- Focused training leads to concentration, resulting in more reps
- Focus and concentration are necessary to hone technique
- The little man inside our head falls silent as we are absorbed by the training
- At the highest level, the entire workout is performed with a concentrated focus
- We psych up to increase the quality and productivity of the workout
- Alternate intensity-based training with volume-based training is useful for the required contrasting effects
The amount of sheer physical effort required to trigger hypertrophy—and acquire new levels of strength and power—is a hotly debated topic. Many believe that low volume/moderate intensity will get the job done as well or better than a classical “hardcore power” approach (high intensity/low volume). The safe and sane orthodox approach to resistance training advises to ‘always leave a rep or two in reserve.’ With a high volume/moderate intensity approach, the trainee would work up to 5 sets of 5 reps, and if the trainee was capable of performing 6-8 reps, he’ll squat 5×5 with power in reserve.
I came up in the world of hardcore low volume/high intensity strength training. Our approach was decidedly different—we trained together only once or twice a week. The classical pre-competition power session workouts were:
Saturday: squat and bench press
Wednesday: deadlift and overhead press
“They did not build that muscle with sub-maximal effort.”
The giants of yesteryear displayed incredible muscle mass that made it easy to see why and how they could achieve world records. They bore the weight, not the equipment. They didn’t build their incredible muscle mass with sub-maximal effort. They built thick, functional muscle by exerting incredible physical effort in every training session. This effort was of such magnitude and intensity that it threw the hypertrophic switch. When a muscle is taxed up to or past its capacity, the muscle is forced to adapt. With self-inflicted stress of a certain magnitude, adaptation and growth must occur. We strategically utilized only a few exercises to repeatedly stress specific muscles or muscle groups.
During the workout, something sufficiently stressful—the cellular equivalent of a nuclear detonation—must occur to trigger hypertrophy. This will not happen with casual, contained, sensible effort. Something as profound as the creation of new muscle fiber only occurs with a great magnitude of effort. The resulting cellular fission and creation brings concurrent increases in power and strength. Dramatic increases in power, strength and muscle size can only occur as a result of profound, self-inflicted muscular stress. How else could it happen?

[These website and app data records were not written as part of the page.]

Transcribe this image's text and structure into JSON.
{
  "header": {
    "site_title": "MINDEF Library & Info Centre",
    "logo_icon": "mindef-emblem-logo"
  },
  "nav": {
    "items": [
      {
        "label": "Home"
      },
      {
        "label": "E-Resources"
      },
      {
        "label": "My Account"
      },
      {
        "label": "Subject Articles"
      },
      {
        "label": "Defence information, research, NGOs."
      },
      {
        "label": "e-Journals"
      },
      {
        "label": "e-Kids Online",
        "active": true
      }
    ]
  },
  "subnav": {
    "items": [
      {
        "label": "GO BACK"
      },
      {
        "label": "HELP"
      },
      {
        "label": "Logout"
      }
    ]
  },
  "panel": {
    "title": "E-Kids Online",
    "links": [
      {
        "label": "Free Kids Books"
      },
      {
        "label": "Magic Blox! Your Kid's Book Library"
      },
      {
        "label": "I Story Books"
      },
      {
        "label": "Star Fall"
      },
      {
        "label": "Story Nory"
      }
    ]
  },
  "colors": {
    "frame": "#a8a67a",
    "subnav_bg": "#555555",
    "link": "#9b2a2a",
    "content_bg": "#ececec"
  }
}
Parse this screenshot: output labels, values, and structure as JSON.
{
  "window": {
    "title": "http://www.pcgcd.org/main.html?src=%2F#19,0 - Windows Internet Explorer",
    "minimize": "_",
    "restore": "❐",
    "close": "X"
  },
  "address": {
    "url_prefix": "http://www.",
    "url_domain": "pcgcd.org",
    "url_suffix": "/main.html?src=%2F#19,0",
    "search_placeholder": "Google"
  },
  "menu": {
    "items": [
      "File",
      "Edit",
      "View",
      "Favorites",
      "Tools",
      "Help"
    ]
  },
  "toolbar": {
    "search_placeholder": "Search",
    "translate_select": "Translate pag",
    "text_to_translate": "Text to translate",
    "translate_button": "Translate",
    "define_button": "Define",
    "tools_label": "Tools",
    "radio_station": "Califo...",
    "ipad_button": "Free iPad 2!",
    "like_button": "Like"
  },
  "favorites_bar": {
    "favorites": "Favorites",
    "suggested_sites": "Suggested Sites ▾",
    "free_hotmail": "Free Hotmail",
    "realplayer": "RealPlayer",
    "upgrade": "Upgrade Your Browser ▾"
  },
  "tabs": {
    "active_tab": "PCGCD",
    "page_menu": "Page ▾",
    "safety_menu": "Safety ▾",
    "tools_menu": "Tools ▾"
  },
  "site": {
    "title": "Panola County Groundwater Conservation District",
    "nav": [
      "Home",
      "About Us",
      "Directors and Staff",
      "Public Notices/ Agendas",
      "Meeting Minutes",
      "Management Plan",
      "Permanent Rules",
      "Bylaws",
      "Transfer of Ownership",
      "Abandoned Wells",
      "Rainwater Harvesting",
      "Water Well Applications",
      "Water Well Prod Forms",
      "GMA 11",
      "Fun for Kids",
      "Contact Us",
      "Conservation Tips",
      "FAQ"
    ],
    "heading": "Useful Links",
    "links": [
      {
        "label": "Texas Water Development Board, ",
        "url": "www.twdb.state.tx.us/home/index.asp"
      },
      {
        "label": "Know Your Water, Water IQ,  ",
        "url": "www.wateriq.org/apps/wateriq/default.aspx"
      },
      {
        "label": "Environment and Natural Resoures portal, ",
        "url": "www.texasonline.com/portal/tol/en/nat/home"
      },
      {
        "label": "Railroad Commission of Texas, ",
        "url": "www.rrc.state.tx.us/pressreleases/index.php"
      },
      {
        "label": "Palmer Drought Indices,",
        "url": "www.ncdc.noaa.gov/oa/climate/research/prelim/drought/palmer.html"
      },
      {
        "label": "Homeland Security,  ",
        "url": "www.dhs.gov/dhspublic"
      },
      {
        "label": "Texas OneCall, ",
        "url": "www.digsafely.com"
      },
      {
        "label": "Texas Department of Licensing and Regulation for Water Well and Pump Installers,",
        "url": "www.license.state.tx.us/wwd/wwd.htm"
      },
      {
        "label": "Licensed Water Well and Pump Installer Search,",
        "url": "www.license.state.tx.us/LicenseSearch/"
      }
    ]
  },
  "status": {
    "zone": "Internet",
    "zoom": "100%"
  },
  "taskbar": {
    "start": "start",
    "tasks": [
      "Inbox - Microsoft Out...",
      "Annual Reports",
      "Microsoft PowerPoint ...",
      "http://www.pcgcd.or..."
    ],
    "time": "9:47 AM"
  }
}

Muscular stress must occur in the fertile fields of anabolism. The eternal prescription for building power is to satisfy the anabolic prerequisites, then engage in a hardcore power training session. The anabolic prerequisites include consuming plenty of potent, nutrient-dense food, while staying rested and stress-free. This kind of training and lifestyle, followed diligently will forcibly transform a man. One crucial secret is the ability to approach or exceed limits without injury. The old pros knew how to miss a rep safely and they also know that 90% of resistance training injuries occur when a lifter strays outside the technical boundaries of a lift. We never contort, twist, bend, or jerk during a lift.
Marty Gallagher, author of The Purposeful Primitive, is an underground legend. Mentored by a Hall-of-Fame strength athlete as a teenager, Marty set his first national record in 1967 as a 17-year old Olympic weightlifter; he set his most recent national record in 2013 as a 63-year old powerlifter. He is a former world powerlifting champion who turned his attention to coaching athletes and devising individualized training templates for the finest strength athletes in the world. Read more about Marty here.